WHAT IS NEEDED: Every line with "text" in it should be copied from the data.

· · · · ·

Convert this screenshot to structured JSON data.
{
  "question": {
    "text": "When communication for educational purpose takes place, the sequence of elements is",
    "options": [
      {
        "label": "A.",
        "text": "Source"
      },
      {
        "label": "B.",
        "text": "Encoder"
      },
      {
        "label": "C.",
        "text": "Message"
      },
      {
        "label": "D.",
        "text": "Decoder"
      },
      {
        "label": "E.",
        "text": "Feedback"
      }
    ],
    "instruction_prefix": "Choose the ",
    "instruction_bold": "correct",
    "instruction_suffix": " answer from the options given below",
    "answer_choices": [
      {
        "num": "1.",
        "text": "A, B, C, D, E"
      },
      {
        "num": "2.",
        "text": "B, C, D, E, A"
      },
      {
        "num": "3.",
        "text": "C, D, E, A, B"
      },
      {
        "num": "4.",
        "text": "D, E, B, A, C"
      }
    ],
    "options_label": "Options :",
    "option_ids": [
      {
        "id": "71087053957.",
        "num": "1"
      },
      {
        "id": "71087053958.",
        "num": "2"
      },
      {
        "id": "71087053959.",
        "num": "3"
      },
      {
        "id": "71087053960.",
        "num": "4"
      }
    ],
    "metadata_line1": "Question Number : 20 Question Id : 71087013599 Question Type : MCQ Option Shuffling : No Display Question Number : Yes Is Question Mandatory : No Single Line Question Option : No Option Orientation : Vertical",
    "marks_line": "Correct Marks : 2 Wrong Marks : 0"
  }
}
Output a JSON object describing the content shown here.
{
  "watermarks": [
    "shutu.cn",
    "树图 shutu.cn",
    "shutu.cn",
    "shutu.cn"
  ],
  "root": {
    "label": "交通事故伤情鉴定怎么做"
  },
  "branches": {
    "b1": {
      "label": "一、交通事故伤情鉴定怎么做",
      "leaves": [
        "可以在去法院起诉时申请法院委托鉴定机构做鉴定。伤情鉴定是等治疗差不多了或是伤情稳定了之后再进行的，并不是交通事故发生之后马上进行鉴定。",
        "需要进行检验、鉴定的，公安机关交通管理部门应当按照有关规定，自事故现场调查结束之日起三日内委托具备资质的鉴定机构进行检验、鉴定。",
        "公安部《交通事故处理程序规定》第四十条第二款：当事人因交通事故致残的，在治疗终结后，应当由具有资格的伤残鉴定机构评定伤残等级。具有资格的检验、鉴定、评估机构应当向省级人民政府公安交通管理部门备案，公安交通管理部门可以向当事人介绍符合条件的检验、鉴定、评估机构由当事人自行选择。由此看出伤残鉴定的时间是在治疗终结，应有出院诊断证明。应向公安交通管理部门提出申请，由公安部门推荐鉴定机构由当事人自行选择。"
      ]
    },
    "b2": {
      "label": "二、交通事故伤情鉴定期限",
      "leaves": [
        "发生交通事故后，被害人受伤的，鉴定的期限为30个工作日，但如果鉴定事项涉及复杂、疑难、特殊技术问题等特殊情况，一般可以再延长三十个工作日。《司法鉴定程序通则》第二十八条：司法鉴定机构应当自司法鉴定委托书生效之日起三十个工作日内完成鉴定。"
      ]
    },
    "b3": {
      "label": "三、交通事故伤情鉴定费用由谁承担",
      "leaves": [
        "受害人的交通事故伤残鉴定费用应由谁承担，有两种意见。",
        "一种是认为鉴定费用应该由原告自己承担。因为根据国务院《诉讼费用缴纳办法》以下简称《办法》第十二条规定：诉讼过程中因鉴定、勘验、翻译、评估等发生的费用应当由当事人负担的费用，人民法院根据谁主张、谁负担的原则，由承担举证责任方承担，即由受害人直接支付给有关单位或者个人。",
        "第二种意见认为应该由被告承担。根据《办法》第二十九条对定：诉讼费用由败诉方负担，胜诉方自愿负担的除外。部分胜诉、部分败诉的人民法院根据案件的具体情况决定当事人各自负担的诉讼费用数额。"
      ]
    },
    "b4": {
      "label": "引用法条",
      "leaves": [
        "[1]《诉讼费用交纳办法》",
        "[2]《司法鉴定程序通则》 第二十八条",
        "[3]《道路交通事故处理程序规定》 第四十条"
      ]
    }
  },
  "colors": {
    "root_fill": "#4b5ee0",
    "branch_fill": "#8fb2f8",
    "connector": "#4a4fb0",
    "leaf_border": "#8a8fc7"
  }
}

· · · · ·

THE ANSWER:
    "text": "When communication for educational purpose takes place, the sequence of elements is",
        "text": "Source"
        "text": "Encoder"
        "text": "Message"
        "text": "Decoder"
        "text": "Feedback"
        "text": "A, B, C, D, E"
        "text": "B, C, D, E, A"
        "text": "C, D, E, A, B"
        "text": "D, E, B, A, C"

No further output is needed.